AIM OF THE EXERCISE:
Omit every picture and write out the rest of the records exactly.
# # # # # # #
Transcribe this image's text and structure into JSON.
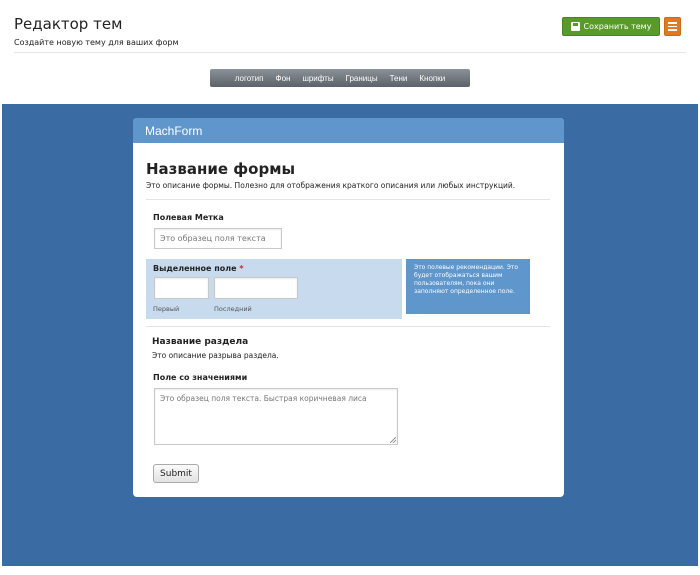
{
  "header": {
    "title": "Редактор тем",
    "subtitle": "Создайте новую тему для ваших форм",
    "save_button": "Сохранить тему",
    "menu_icon": "hamburger-icon"
  },
  "tabs": [
    "логотип",
    "Фон",
    "шрифты",
    "Границы",
    "Тени",
    "Кнопки"
  ],
  "colors": {
    "canvas": "#3a6ba2",
    "logo_bar": "#5f96cb",
    "save_button": "#5a9a2a",
    "menu_button": "#e07a20",
    "highlight": "#c8dbee"
  },
  "form": {
    "logo": "MachForm",
    "title": "Название формы",
    "description": "Это описание формы. Полезно для отображения краткого описания или любых инструкций.",
    "field1": {
      "label": "Полевая Метка",
      "placeholder": "Это образец поля текста"
    },
    "field2": {
      "label": "Выделенное поле",
      "required_mark": "*",
      "first": "Первый",
      "last": "Последний"
    },
    "guideline": "Это полевые рекомендации. Это будет отображаться вашим пользователям, пока они заполняют определенное поле.",
    "section": {
      "title": "Название раздела",
      "description": "Это описание разрыва раздела."
    },
    "field3": {
      "label": "Поле со значениями",
      "placeholder": "Это образец поля текста. Быстрая коричневая лиса"
    },
    "submit": "Submit"
  }
}
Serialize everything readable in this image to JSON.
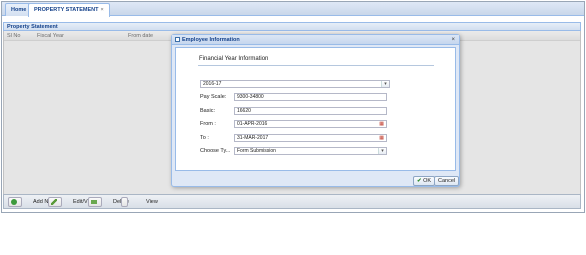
{
  "tabs": [
    {
      "label": "Home"
    },
    {
      "label": "PROPERTY STATEMENT",
      "close": "×"
    }
  ],
  "panel": {
    "title": "Property Statement",
    "columns": [
      "Sl No",
      "Fiscal Year",
      "From date"
    ]
  },
  "toolbar": {
    "add_label": "Add New",
    "edit_label": "Edit/View",
    "delete_label": "Delete",
    "view_label": "View"
  },
  "dialog": {
    "title": "Employee Information",
    "close": "×",
    "section_title": "Financial Year Information",
    "year_value": "2016-17",
    "fields": {
      "pay_scale_label": "Pay Scale:",
      "pay_scale_value": "9300-34800",
      "basic_label": "Basic:",
      "basic_value": "16620",
      "from_label": "From :",
      "from_value": "01-APR-2016",
      "to_label": "To :",
      "to_value": "31-MAR-2017",
      "choose_label": "Choose Ty...",
      "choose_value": "Form Submission"
    },
    "ok_label": "OK",
    "cancel_label": "Cancel"
  },
  "icons": {
    "dropdown": "chevron-down-icon",
    "calendar": "calendar-icon"
  }
}
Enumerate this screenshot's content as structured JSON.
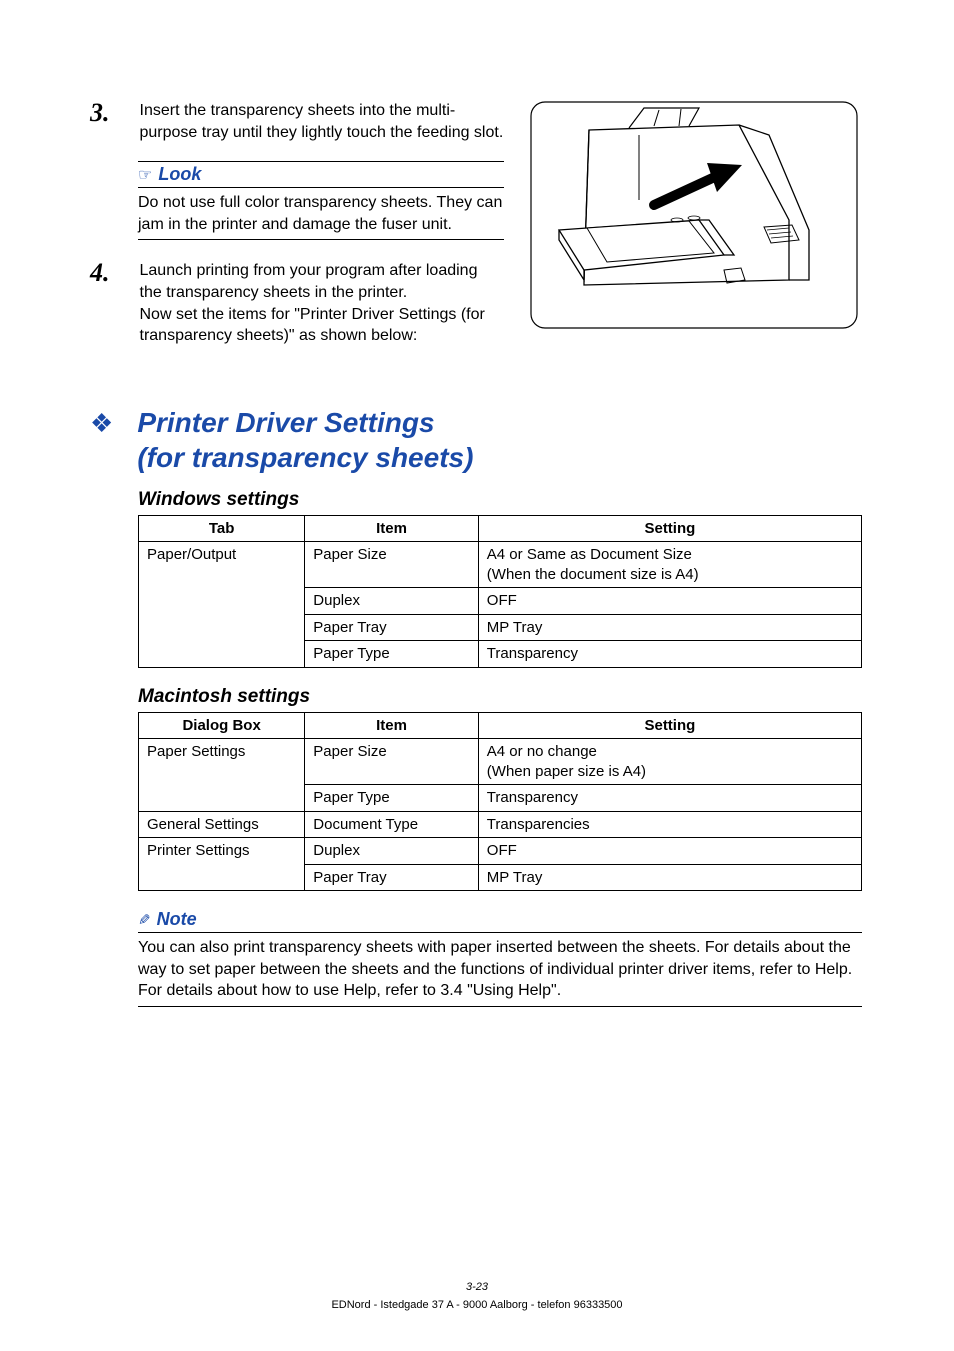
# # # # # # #
OUTPUT FOR THIS TASK:
Transcribe this image's text and structure into JSON.
{
  "header": {
    "title": "Редактор тем",
    "subtitle": "Создайте новую тему для ваших форм",
    "save_button": "Сохранить тему",
    "menu_icon": "hamburger-icon"
  },
  "tabs": [
    "логотип",
    "Фон",
    "шрифты",
    "Границы",
    "Тени",
    "Кнопки"
  ],
  "colors": {
    "canvas": "#3a6ba2",
    "logo_bar": "#5f96cb",
    "save_button": "#5a9a2a",
    "menu_button": "#e07a20",
    "highlight": "#c8dbee"
  },
  "form": {
    "logo": "MachForm",
    "title": "Название формы",
    "description": "Это описание формы. Полезно для отображения краткого описания или любых инструкций.",
    "field1": {
      "label": "Полевая Метка",
      "placeholder": "Это образец поля текста"
    },
    "field2": {
      "label": "Выделенное поле",
      "required_mark": "*",
      "first": "Первый",
      "last": "Последний"
    },
    "guideline": "Это полевые рекомендации. Это будет отображаться вашим пользователям, пока они заполняют определенное поле.",
    "section": {
      "title": "Название раздела",
      "description": "Это описание разрыва раздела."
    },
    "field3": {
      "label": "Поле со значениями",
      "placeholder": "Это образец поля текста. Быстрая коричневая лиса"
    },
    "submit": "Submit"
  }
}
Serialize everything readable in this image to JSON.
{
  "tabs": [
    {
      "label": "Home"
    },
    {
      "label": "PROPERTY STATEMENT",
      "close": "×"
    }
  ],
  "panel": {
    "title": "Property Statement",
    "columns": [
      "Sl No",
      "Fiscal Year",
      "From date"
    ]
  },
  "toolbar": {
    "add_label": "Add New",
    "edit_label": "Edit/View",
    "delete_label": "Delete",
    "view_label": "View"
  },
  "dialog": {
    "title": "Employee Information",
    "close": "×",
    "section_title": "Financial Year Information",
    "year_value": "2016-17",
    "fields": {
      "pay_scale_label": "Pay Scale:",
      "pay_scale_value": "9300-34800",
      "basic_label": "Basic:",
      "basic_value": "16620",
      "from_label": "From :",
      "from_value": "01-APR-2016",
      "to_label": "To :",
      "to_value": "31-MAR-2017",
      "choose_label": "Choose Ty...",
      "choose_value": "Form Submission"
    },
    "ok_label": "OK",
    "cancel_label": "Cancel"
  },
  "icons": {
    "dropdown": "chevron-down-icon",
    "calendar": "calendar-icon"
  }
}
Enumerate this screenshot's content as structured JSON.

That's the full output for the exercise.